Hi Richard,

It seems that Matthew Hill's organology site is not available at the moment - but you can read an archived version here.  Unfortunately the sound clip is not available in the archived version

You might also contact him via his other website:

Have you seen  Hill's PhD thesis ? Pages 14 to 25 cover your great great uncle's invention in detail.

According to that thesis :

"George Breed was born in Pittsburgh, Pennsylvania on 19 July 1864. He came from a wealthy and locally prominent family; his grandfather, also named George Breed, had a successful glass and china importing business in Pittsburgh, and was one of the founders of Western Pennsylvania Hospital. Invention seems to have run in the family; George Breed the elder’s son Richard had at least two patents to his name. Prior to the granting of his 1890 patent, Breed's career was in the US Navy. On 17 June 1882 Breed entered the United States Naval Academy in Annapolis, Maryland as a Cadet Midshipman, graduating from there on 10 June 1886."



Breed Guitar

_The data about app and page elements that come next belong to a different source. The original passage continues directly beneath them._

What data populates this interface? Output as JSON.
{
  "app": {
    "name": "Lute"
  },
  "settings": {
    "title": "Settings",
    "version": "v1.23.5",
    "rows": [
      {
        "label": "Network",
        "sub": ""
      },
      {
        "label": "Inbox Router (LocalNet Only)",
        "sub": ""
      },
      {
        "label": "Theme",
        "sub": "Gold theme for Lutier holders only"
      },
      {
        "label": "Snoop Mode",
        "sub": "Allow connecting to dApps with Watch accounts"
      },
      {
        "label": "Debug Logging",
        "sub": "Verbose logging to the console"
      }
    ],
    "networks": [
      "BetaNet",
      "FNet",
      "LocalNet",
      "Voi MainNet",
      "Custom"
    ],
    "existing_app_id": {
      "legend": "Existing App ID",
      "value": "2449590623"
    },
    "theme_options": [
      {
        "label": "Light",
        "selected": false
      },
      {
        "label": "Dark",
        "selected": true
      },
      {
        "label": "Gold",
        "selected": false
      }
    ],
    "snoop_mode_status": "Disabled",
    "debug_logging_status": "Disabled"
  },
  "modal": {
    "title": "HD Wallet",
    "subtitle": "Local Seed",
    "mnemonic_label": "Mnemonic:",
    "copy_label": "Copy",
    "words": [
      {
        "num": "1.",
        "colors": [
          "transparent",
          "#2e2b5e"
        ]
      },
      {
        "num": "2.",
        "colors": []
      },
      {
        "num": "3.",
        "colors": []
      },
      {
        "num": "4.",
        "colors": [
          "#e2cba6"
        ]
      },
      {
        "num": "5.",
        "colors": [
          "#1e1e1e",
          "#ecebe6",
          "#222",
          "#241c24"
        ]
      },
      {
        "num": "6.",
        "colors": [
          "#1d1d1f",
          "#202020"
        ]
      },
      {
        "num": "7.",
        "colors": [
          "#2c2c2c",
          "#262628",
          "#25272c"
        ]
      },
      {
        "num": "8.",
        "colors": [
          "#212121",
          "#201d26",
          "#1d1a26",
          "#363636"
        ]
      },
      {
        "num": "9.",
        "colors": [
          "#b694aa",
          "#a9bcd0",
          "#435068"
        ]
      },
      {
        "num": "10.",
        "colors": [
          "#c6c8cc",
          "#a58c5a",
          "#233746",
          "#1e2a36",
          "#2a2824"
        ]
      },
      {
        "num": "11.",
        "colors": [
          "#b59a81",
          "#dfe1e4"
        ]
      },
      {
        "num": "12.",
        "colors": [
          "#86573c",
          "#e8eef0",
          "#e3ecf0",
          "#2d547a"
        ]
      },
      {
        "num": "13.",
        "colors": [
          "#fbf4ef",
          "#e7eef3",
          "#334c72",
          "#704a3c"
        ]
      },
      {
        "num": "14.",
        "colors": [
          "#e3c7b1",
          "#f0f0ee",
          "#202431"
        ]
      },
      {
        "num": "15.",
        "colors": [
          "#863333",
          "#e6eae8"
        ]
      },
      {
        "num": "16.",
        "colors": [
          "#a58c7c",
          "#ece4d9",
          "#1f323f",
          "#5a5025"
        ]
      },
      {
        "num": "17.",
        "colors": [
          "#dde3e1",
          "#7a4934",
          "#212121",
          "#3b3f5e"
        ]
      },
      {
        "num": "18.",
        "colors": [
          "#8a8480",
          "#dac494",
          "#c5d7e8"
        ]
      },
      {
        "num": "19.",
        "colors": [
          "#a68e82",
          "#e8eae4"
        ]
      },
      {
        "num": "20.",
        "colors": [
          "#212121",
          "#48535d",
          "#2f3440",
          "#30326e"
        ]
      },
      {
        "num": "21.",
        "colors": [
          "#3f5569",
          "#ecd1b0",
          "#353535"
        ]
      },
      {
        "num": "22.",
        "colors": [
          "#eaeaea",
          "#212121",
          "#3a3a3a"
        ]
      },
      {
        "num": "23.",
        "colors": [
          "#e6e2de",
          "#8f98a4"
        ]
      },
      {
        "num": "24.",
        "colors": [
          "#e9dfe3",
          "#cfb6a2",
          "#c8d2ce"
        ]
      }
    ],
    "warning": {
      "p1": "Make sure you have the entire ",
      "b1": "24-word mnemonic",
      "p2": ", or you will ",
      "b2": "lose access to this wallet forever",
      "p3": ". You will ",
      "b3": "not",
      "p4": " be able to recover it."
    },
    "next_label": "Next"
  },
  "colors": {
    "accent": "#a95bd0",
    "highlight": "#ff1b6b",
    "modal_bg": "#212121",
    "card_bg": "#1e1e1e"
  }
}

Hello! I saw you comment from a couple of years ago. I would like to see your photos!